When people hear the term “periodontal disease,” many think of the process of gum recession that is associated with age. However, periodontal disease, a serious bacterial infection that destroys the teeth and the structures surrounding the teeth like gingival tissue and bone, is certainly not limited to adults, as some may believe. In fact, periodontal breakdown can occur in children too, since juveniles are susceptible to periodontal breakdown as well as adults. It may come as a surprise to learn that around 50% of children suffer from a form of periodontal disease! Therefore, it is important to understand both the causes and treatment of juvenile periodontitis.
Primarily, periodontitis results from poor oral hygiene in young children. Juvenile periodontitis is a kind of periodontitis that invades the tissue particularly at the time of the eruption of permanent teeth, and localized juvenile periodontitis occurs frequently around the molars and incisors. “Periodontal” literally means “around the teeth,” and younger kids often struggle to thoroughly clean the areas around and between their teeth without assistance. Lacking proper teaching and without regular oral checkups, a child may develop gingivitis that goes unnoticed for a significant period of time. Unchecked, the disease will progress into periodontitis, and ultimately the underlying bone surrounding the teeth will be destroyed and will not effectively hold the teeth in place.

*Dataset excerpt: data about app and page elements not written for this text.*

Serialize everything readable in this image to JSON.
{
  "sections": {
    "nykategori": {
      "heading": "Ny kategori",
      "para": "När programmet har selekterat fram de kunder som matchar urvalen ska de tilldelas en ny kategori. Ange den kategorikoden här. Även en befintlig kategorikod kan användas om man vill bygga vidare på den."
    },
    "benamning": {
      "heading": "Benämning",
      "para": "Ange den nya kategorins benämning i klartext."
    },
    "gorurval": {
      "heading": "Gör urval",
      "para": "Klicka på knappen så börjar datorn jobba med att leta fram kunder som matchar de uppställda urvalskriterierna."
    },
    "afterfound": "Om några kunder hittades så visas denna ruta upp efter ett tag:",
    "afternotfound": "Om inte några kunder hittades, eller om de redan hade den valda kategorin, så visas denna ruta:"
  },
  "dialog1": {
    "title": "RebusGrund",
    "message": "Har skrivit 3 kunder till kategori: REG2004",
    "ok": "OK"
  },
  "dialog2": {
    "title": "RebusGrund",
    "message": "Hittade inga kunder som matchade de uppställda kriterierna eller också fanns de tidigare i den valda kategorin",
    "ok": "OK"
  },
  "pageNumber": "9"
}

Also, hormonal changes accompanying puberty often exacerbate teenagers’ susceptibility to gum disease. The escalated hormone levels cause an increase of blood flow to the gums, heightening gingival sensitivity and compounding any irritation that may result from food and debris trapped around the gum area. Thus, it is imperative that teens take particular care to keep their gums free of bacteria to avoid permanent damage to teeth and surrounding structures.
Finally, a child’s vulnerability to periodontal disease may be attributed to immune system factors. White blood cells protect the body from bacterial infection. In particular, neutrophils are a type of white blood cell that absorb bacteria and use enzymes to neutralize the invaders. However, in children with juvenile periodontitis, the neutrophils do not effectively engulf the bacteria, resulting in the rapid onset of bacterial invasion. Such unmitigated infection may cause severe tissue infection initiated by the accumulation of plaque.
As previously mentioned, juvenile periodontitis often goes unnoticed till the infection is severe. One reason for this lack of detection is that the problematic area sometimes does not appear inflamed to the naked eye, a characteristic unique to a number of children with periodontal disease. However, the rate of bone loss in children with periodontal disease progresses 3 to 4 times faster than adults with periodontitis. This alarming statistic necessitates that dental care professionals monitor the oral health of their juvenile patients with vigilance, especially since it is easy for this disease to go undiscovered until it has progressed severely.
Along with helping your child establish a consistent oral care regimen at home, it is important to schedule regular dental checkups and periodontal evaluations, so that I can complete a thorough oral evaluation to check for irritated gums, bleeding gingiva, recession, bad breath, tenderness, and other signs indicative of early periodontal issues. In some cases, I may perform periodontal therapy to prevent damage to the bones and tissue supporting the teeth. I may also recommend medication, vitamin supplements, or alterations in diet to help prevent the onset of gum disease.
We are looking forward to helping you. If you have any questions please call us at (919) 518-8222.